Every line with the string "header" in it belongs in your answer, so copy them all from the data.

** Input records follows **

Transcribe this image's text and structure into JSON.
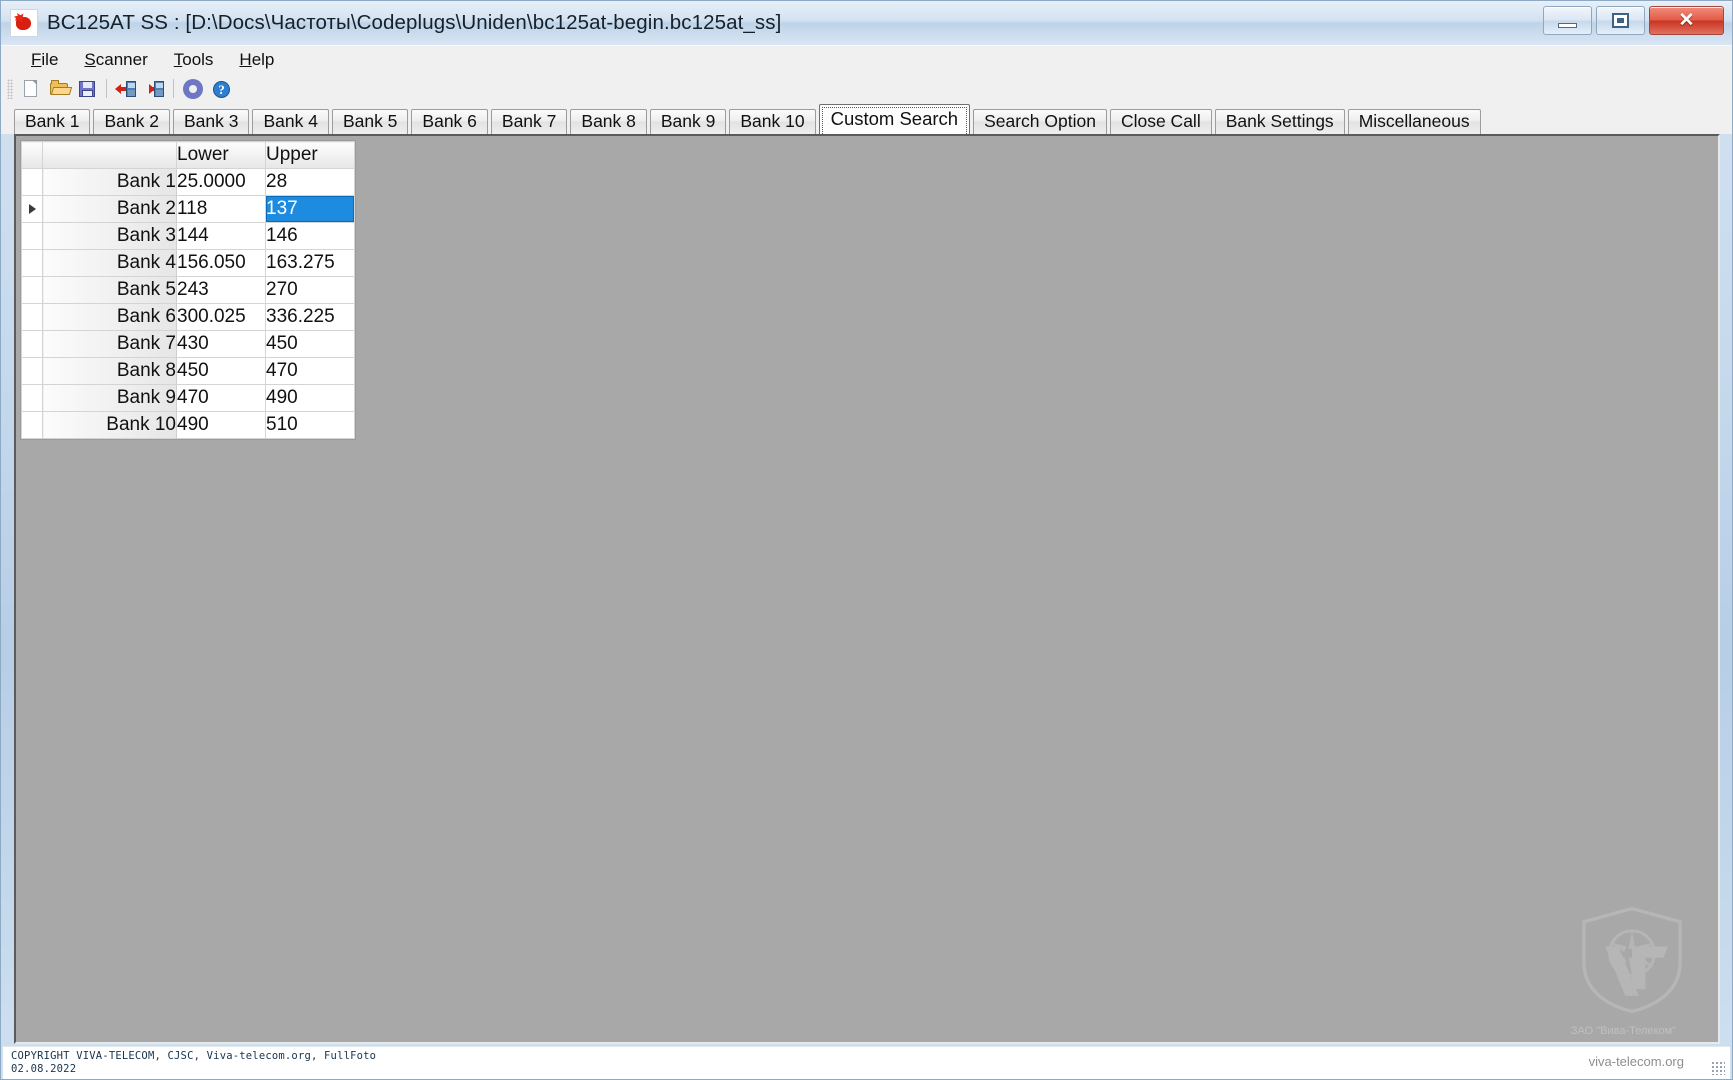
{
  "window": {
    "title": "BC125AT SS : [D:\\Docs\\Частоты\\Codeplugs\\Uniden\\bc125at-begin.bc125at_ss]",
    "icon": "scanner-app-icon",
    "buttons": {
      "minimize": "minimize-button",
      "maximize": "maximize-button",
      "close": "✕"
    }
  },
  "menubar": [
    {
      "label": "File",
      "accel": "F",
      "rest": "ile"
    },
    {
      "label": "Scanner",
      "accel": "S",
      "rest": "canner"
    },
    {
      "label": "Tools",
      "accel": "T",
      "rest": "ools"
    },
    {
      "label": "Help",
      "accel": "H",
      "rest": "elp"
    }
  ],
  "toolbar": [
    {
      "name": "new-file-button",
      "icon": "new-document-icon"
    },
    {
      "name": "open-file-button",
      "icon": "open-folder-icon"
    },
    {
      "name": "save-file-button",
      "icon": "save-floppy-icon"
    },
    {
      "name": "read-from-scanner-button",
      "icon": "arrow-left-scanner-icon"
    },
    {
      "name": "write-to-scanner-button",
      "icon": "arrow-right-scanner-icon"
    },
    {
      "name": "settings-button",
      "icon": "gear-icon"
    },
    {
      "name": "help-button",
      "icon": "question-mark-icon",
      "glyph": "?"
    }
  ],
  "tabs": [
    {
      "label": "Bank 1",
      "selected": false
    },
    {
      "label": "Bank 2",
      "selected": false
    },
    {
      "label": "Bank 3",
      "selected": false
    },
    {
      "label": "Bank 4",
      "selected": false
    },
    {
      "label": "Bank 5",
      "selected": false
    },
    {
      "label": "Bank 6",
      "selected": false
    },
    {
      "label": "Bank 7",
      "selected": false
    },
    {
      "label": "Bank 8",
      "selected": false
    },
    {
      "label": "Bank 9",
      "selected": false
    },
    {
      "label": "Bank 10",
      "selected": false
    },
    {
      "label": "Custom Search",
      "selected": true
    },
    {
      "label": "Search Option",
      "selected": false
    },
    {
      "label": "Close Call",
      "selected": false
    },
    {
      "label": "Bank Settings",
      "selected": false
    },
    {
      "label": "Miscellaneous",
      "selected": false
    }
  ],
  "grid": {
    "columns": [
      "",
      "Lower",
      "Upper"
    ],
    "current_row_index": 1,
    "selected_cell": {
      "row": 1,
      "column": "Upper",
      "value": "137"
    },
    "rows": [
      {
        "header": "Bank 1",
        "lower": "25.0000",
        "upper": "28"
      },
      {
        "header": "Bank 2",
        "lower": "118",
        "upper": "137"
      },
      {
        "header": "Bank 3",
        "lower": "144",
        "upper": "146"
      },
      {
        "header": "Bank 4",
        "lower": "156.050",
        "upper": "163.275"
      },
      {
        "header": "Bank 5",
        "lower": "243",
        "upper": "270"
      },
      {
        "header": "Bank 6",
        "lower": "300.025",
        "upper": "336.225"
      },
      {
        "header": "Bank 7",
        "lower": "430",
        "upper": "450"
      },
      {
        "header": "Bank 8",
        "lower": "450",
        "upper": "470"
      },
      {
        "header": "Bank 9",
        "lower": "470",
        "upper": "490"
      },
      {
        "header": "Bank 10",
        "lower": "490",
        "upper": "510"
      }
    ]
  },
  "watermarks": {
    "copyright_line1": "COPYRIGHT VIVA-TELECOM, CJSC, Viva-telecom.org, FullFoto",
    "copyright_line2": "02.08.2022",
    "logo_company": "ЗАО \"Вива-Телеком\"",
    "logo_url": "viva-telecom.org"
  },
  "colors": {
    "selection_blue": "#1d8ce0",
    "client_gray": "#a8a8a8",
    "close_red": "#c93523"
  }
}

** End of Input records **
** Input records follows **

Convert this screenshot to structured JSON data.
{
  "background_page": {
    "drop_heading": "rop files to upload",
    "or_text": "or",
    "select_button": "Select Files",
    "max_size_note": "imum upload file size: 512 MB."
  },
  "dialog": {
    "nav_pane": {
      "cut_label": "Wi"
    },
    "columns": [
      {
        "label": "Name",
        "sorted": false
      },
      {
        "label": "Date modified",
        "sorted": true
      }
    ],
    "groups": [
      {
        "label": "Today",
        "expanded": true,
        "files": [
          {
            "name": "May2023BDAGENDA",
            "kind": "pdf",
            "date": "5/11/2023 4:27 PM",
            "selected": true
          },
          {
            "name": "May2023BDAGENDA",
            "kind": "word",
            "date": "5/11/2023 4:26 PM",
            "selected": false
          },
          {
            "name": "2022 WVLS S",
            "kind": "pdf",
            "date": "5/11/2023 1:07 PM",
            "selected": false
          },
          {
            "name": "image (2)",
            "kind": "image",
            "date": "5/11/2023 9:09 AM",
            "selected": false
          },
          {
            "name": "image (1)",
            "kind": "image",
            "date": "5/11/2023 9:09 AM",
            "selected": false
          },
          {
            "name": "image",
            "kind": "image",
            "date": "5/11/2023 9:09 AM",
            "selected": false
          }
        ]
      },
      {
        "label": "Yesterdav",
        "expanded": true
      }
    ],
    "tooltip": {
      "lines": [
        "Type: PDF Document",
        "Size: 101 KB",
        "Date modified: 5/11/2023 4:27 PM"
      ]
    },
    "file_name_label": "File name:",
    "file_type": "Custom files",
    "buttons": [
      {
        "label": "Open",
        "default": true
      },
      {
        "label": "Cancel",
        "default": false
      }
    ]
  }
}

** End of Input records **

■ **Task response**
        "header": "Bank 1",
        "header": "Bank 2",
        "header": "Bank 3",
        "header": "Bank 4",
        "header": "Bank 5",
        "header": "Bank 6",
        "header": "Bank 7",
        "header": "Bank 8",
        "header": "Bank 9",
        "header": "Bank 10",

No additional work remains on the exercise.